Chart 2 is perhaps the most significant. Not only does it frame Thales based on functionality, it shows what the strategy for the company and is probably the most significant part from the company’s perspective. The $400 million purchase appears to be a hand-in-glove fit because of LiveTV’s in-depth connectivity capability matches perfectly with the Thales IFE offering. Glenn Latta is the President of LiveTV a wholly owned subsidiary of Thales USA reporting to and he and Dominique Giannoni, CEO IFE&C. Together, they are shaping what is becoming a significantly changed business. Perhaps the best quote comes from the team when they said, “Look at it this way, today Thales has 1,815 people focused on IFEC. Both sides, Irvine and Florida, are leveraging their strengths and are looking at each project customer by customer, so integration of the two companies is well under way.”

Additional observations about the merger of the two companies based upon our interview were:
1) The strategy behind the merger with LiveTV was three fold: the need for a strong connectivity add-on, a strong retrofit business, and entry into the low cost market.
2) LiveTV can now leverage the line-fit experience with the retrofit experience. This is a very broad offering to the airline.
3) The acquisition of LiveTV brought Thales: Wi-Fi in the cabin, a back office, a front office, transaction process, and a portal.
4) LiveTV brought Thales 700 aircraft flying of which 200 are flying with Ka-band connectivity and a backlog of 250 aircraft to be fitted with Ka.
5) 50% of the LiveTV engineering team is software, and as a result, the employees have the ability to adapt to either organization.
6) Both LiveTV and Thales brought content to the table. They are now looking at leveraging these groups and are looking at the offerings on a customer-by-customer basis.
7) Dominique Giannoni told us that key area of development is to improve airline operations through connectivity.
8) The philosophy behind Thales/LiveTV is that everything is based upon the strategy not necessarily the product as a result of this corporate blending.
9) In the words of Glenn Latta, “It is an opportunity rich environment.”
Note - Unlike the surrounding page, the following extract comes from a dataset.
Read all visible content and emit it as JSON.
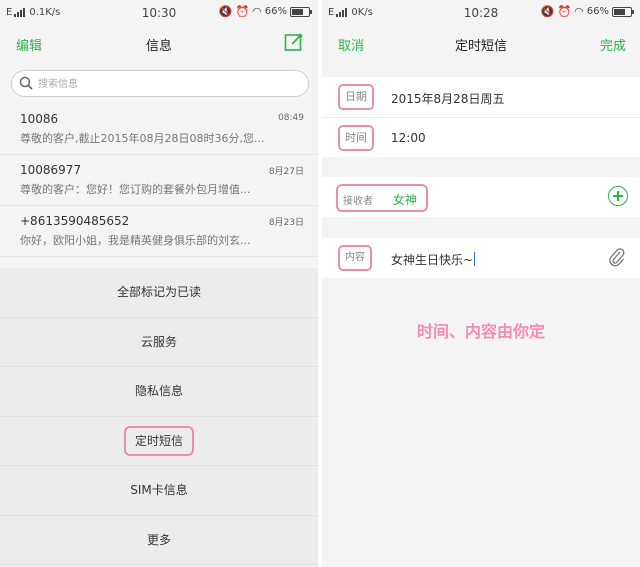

We met with Leo Mondale, President Inmarsat Aviation who will be a new focal point for Global Xpress, and a good one at that.

We thought it best to start off with a definition: Global Xpress is a super-fast, Ka-band broadband satellite network from Inmarsat that will provide worldwide (almost) coverage with three geosynchronous satellites.

During our interview we asked a few questions to give our readers a better view of the system. Here a few of the salient issues:
1) One satellite is up today and the other two will be deployed by mid-2015.
2) Aviation will experience up to 50 Mbps data rates.
3) The first satellite covers the coast of the UK to portions of Asia. See attached and is in orbit today. We note that it is a spot beam satellite that has 89 distinct beams, as all will have. Because the spot beams provide continuous coverage over its footprint, it is possible to manage the data traffic as the aircraft travels through the beams
4) Today’s current Inflight Connectivity does not emulate the ground experience; however, the newer generation of users will demand more from their airborne connectivity experience and Global Xpress hopes to fill that need.
5) Three ground stations (with redundant features) will deal with live, rain-fade issues.
6) The first customer for Global Xpress was Vietnam Airlines via Gogo, Thales and Honeywell.
7) When the third satellite is up and operating there will be very few commercial air transport routes that Inmarsat doesn’t cover.
8) Global Xpress Service was announced in June of 2010 and the first satellite build happened on time.
9) Leo Mondale stated that if it were not for launch slides Global Xpress would be in service today.
10) With the exception of the North Atlantic, maritime and aviation routes don’t tend to overlap.
11) The industry has accepted Ka-band and there are very few questions about its capabilities anymore. The first customer was the Military and they have been interested in Ka-band for the last 10 years.
12) “We are at the beginning of a massive capacity and infrastructure increase, all in alignment with our decision in 2010 to launch Global Xpress service. We are excited to be part of the wave!” Leo Mondale

Some Final Notes